I ignored its cheek and dragged it back down again. This time, it stayed.
It's true. Maybe no one is bothered. But it seems a dramatic change to me, and I felt very self-conscious, stepping out of the opticians into Leamington's main high street. What if I saw someone I knew? Would they do that is-it-isn't-it thing and decide not to speak to me? What if they hate the new loo…
Well, Happy New Year, everyone! Thank you for following me during 2018 - your forbearance and long-suffering are much appreciated, as are all your comments. This year I'm meant to be writing and delivering to the publishers my diary-memoir 'Miss, What Does Incomprehensible Mean?' Watch out for news.
I thought I'd write about fish pie as it's the start of the new year and there are many, many reasons I am not the right person to write a blog about new year resolutions ...
I made a fish pie last night for dinner because there was a packet of supermarket pastry in the fridge that never got converted into mince pies over Christmas.
Why didn't I make the mince pies? Mainly because I knew that no one would eat them over Christmas because they'd all be stuffed to perdition with other goodies. So, if I'd made 48, I would eat 47 of them and then my husband, who's not a major fan (of mince PIES, you at the back!!) would wander into the kitchen in mid-January …
This is a scene from a novel I hoped to get published. But I've moved on now and am writing another book which will be published in 2020. Watch this space!
I really like the scene, though. So I thought I'd let you read it, rather than having it fester on my laptop.
Enjoy! It's very much based on my personal experience, and it's a scene that's played out in real life in many, many classrooms across the country. And perhaps the world.
Setting: a secondary school classroom, England. Friday afternoon. Characters: an English teacher and her class
The pupils, as they did every

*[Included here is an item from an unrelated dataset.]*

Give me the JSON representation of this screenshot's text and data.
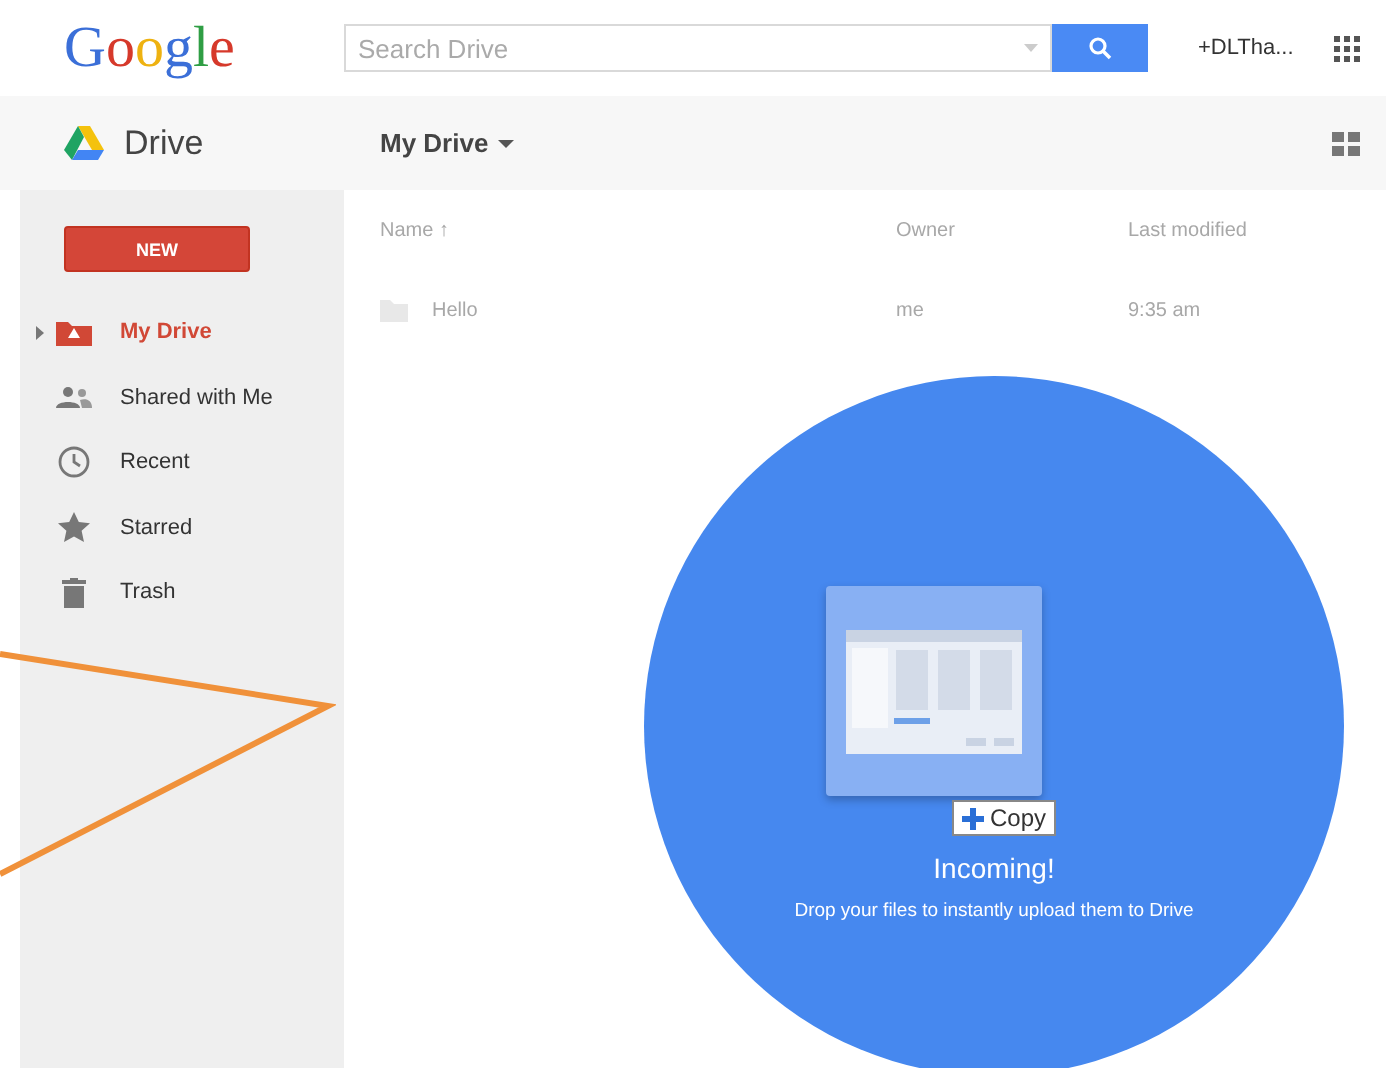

week at this time, drifted from all corners of the school, in spits and spots
like a gradual, hesitant build-up of rain. They
seemed weary, as did their end-of-the-week uniforms, which drooped and slouched
on their bodies as if drained of life.Indeed, some of their blazers had died and slidden off their bodies like
thin corpses, hanging now from the ends of their fingers. Several pupils had